10 questions with Ali Agha (27)
From: Kandahar, Afghanistan
At the time of this interview he had been living at City Plaza since: 09/16
By Ellen Downes Thurs 20 Jan 2022
On the 18th of January 2017 I photographed and interviewed Ali while he was living in City Plaza Refugee Accommodation and Solidarity Space in Athens. We were at the time living there together among 400 refugees and activists. Here is our interview from 5 years ago today.
City Plaza is the sun. It gives light to refugees from different countries. It is a home of hope.
Hope, friendship, home
The difference is that in camps we are treated as refugees, as if we all came from jungles not countries. From the first day that I arrived at City Plaza I have been treated as a human being. I said ‘I’m a Ahmed Agha, a refugee from Afghanistan’ and Olga (member of the communication team at City Plaza) told me, ‘no, you are human, like everyone else’. She gave me hope. I felt that I am really something again, at the camps I had felt that I was nothing.
The kitchen. In the kitchen I’m working as volunteer, I help the chef. In the kitchen I feel happy. I’m not only washing dishes or preparing food, I’m helping 400 refugees, for this reason I have a huge feeling of happiness in this place.
I don’t have dreams, I have aims: to be healthy and to have an education. My want for the future is for everyone to join together to save humanity.
I will miss everyone. My home, my family, my friends my kitchen here. I will miss everyone.
I participate in all the shifts here, working in the kitchen, cleaning the building. I also work with volunteers to help with the children’s activities.
In Kurdish I can say ‘how are you?, I’m fine, and you?’. In Arabic I can say the same and of course I know the word that everyone knows here, habibi (my love in Arabic).
The first day of Eid. When I woke up I was a little upset because I wasn’t with my family. But when I went downstairs and everyone greeted me with happiness and love, I realised that I would be spending this special day with my City Plaza family.
Actually, I have a message to everyone who will read this: Imagine if you can that you are a refugee, that you have had to flee your country, that your family has been forced to separate, that your biggest want in the world is to have a home and to be safe. Please join us in solidarity. I believe that if everyone stands together in solidarity, refugees included, that we can save humanity, create hope and together build a brighter future. Humanity. Humanity. Humanity.
City Plaza is a hotel in the heart of Athens. It had been empty and closed for 8 years, then in 2015 its doors were reopened. Europe had just closed its borders leaving 65,000 refugees trapped in Greece. Activists occupied the building and madturned it into a home for 400 refugees from Syria, Afghanistan, Kurdistan, Iran, Iraq, Palestine & Pakistan. It provided a safe and dignified alternative to detention centres and camps.
From 2015-2019 this 7 floor building provided a safe and dignified alternative to the inhumane conditions of camps in Greece.

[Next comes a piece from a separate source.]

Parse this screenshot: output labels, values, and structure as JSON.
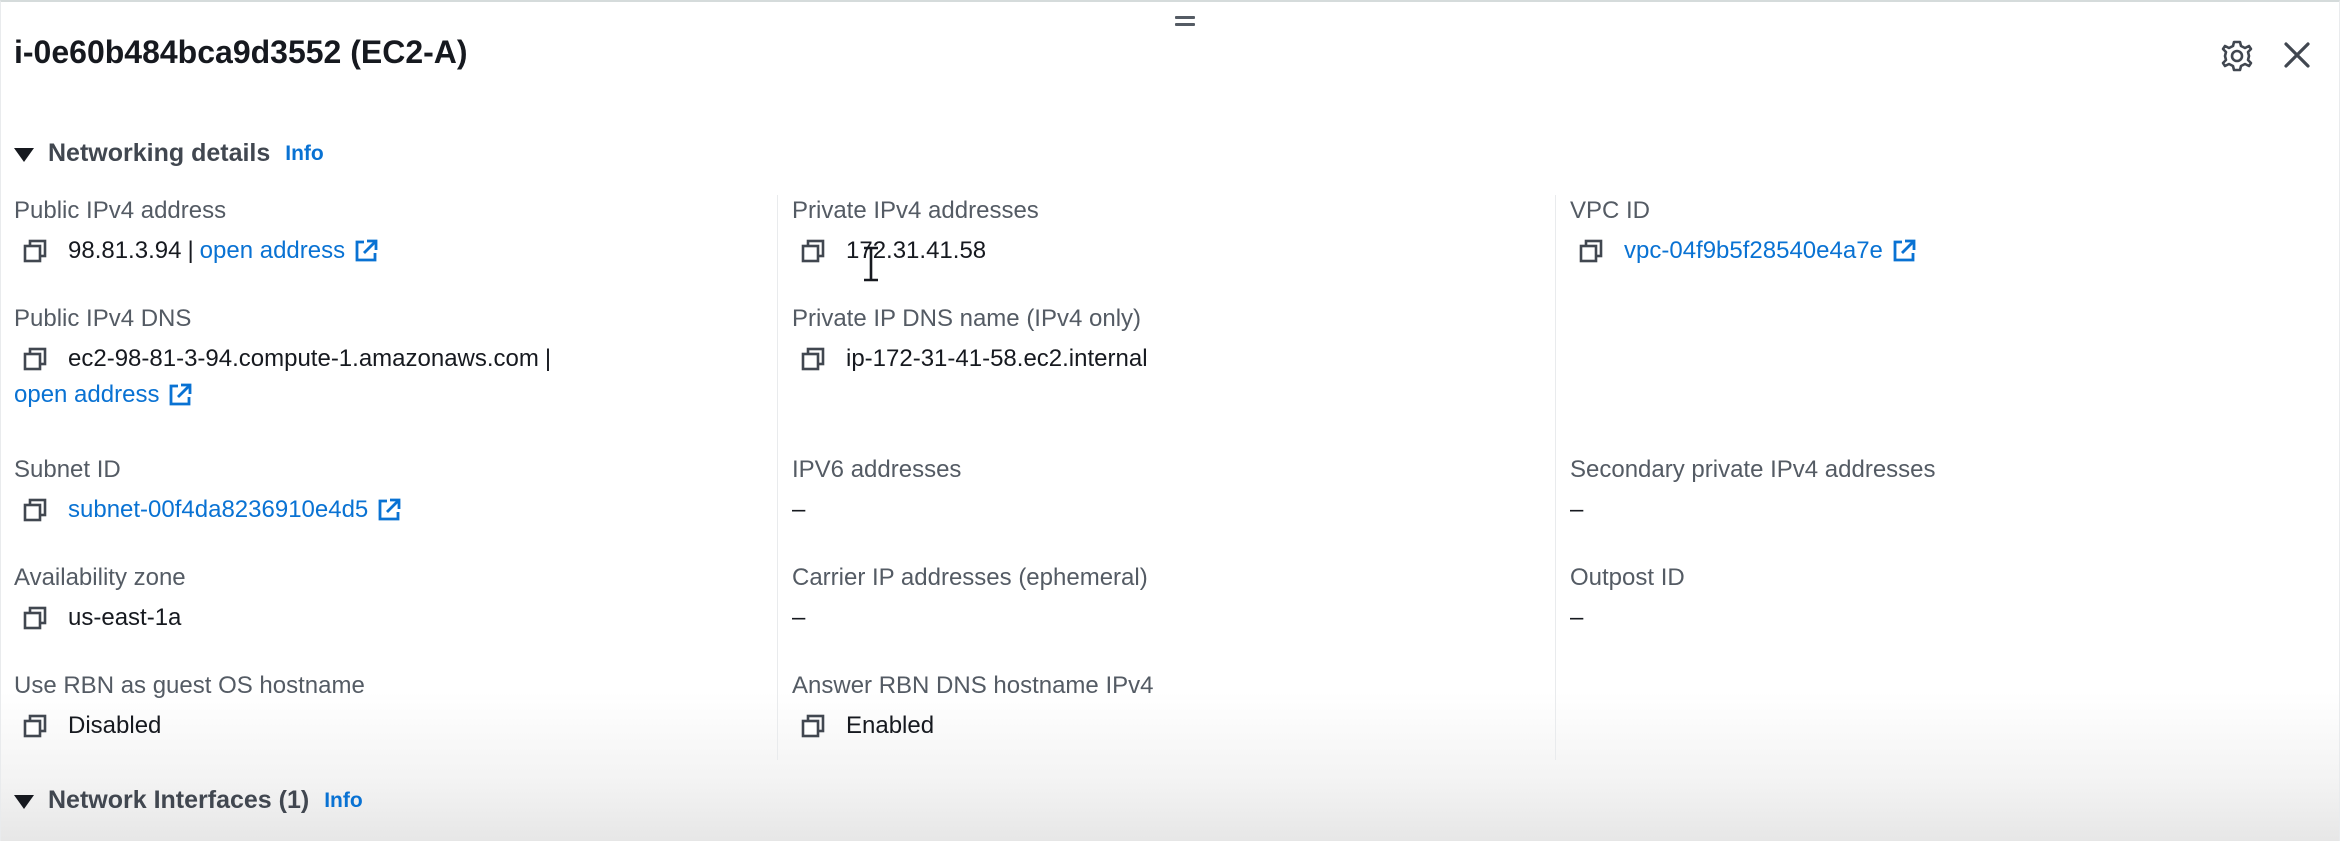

City Plaza a refugee accommodation space may now be closed, but its spirit will always live on. It will always exist as an example of how peaceful and constructive a way it is possible to welcome refugees.